#### [Problem]
The entries below should be given again exactly, minus their pictures.

#### [Dataset rows for apps and sites]
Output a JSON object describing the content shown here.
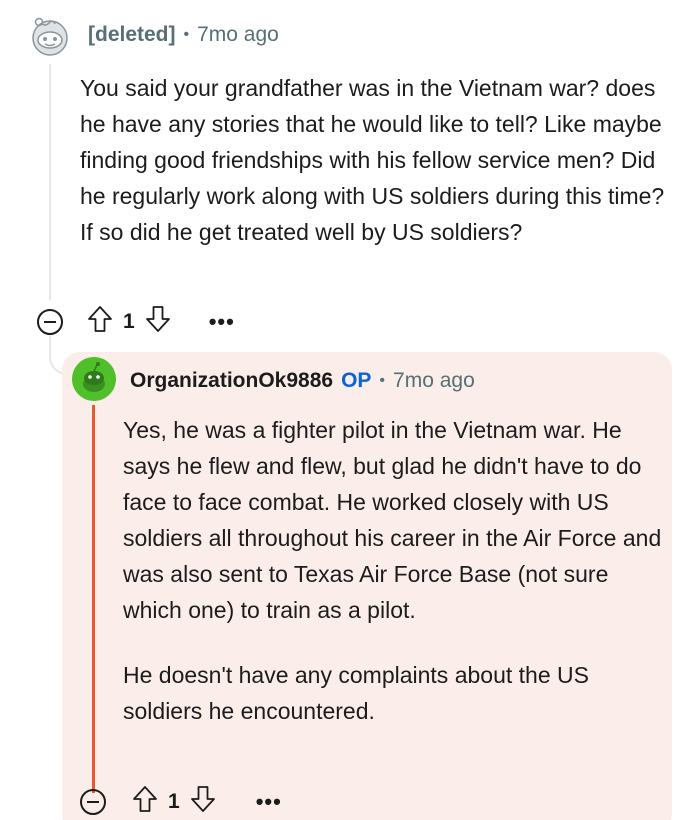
{
  "comment1": {
    "author": "[deleted]",
    "separator": "•",
    "time": "7mo ago",
    "body": "You said your grandfather was in the Vietnam war? does he have any stories that he would like to tell? Like maybe finding good friendships with his fellow service men? Did he regularly work along with US soldiers during this time? If so did he get treated well by US soldiers?",
    "votes": "1",
    "more": "•••"
  },
  "comment2": {
    "author": "OrganizationOk9886",
    "op_badge": "OP",
    "separator": "•",
    "time": "7mo ago",
    "paragraphs": [
      "Yes, he was a fighter pilot in the Vietnam war. He says he flew and flew, but glad he didn't have to do face to face combat. He worked closely with US soldiers all throughout his career in the Air Force and was also sent to Texas Air Force Base (not sure which one) to train as a pilot.",
      "He doesn't have any complaints about the US soldiers he encountered."
    ],
    "votes": "1",
    "more": "•••"
  },
  "colors": {
    "meta_gray": "#576f76",
    "op_blue": "#0a64d8",
    "reply_bg": "#fbeeea",
    "reply_accent": "#e35b2b",
    "avatar_green": "#4fbf2a"
  },
  "icons": [
    "deleted-user-avatar-icon",
    "snoo-avatar-icon",
    "collapse-icon",
    "upvote-icon",
    "downvote-icon",
    "more-options-icon"
  ]
}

#### [Task output]
Output a JSON object describing the content shown here.
{
  "comment1": {
    "author": "[deleted]",
    "separator": "•",
    "time": "7mo ago",
    "body": "You said your grandfather was in the Vietnam war? does he have any stories that he would like to tell? Like maybe finding good friendships with his fellow service men? Did he regularly work along with US soldiers during this time? If so did he get treated well by US soldiers?",
    "votes": "1",
    "more": "•••"
  },
  "comment2": {
    "author": "OrganizationOk9886",
    "op_badge": "OP",
    "separator": "•",
    "time": "7mo ago",
    "paragraphs": [
      "Yes, he was a fighter pilot in the Vietnam war. He says he flew and flew, but glad he didn't have to do face to face combat. He worked closely with US soldiers all throughout his career in the Air Force and was also sent to Texas Air Force Base (not sure which one) to train as a pilot.",
      "He doesn't have any complaints about the US soldiers he encountered."
    ],
    "votes": "1",
    "more": "•••"
  },
  "colors": {
    "meta_gray": "#576f76",
    "op_blue": "#0a64d8",
    "reply_bg": "#fbeeea",
    "reply_accent": "#e35b2b",
    "avatar_green": "#4fbf2a"
  },
  "icons": [
    "deleted-user-avatar-icon",
    "snoo-avatar-icon",
    "collapse-icon",
    "upvote-icon",
    "downvote-icon",
    "more-options-icon"
  ]
}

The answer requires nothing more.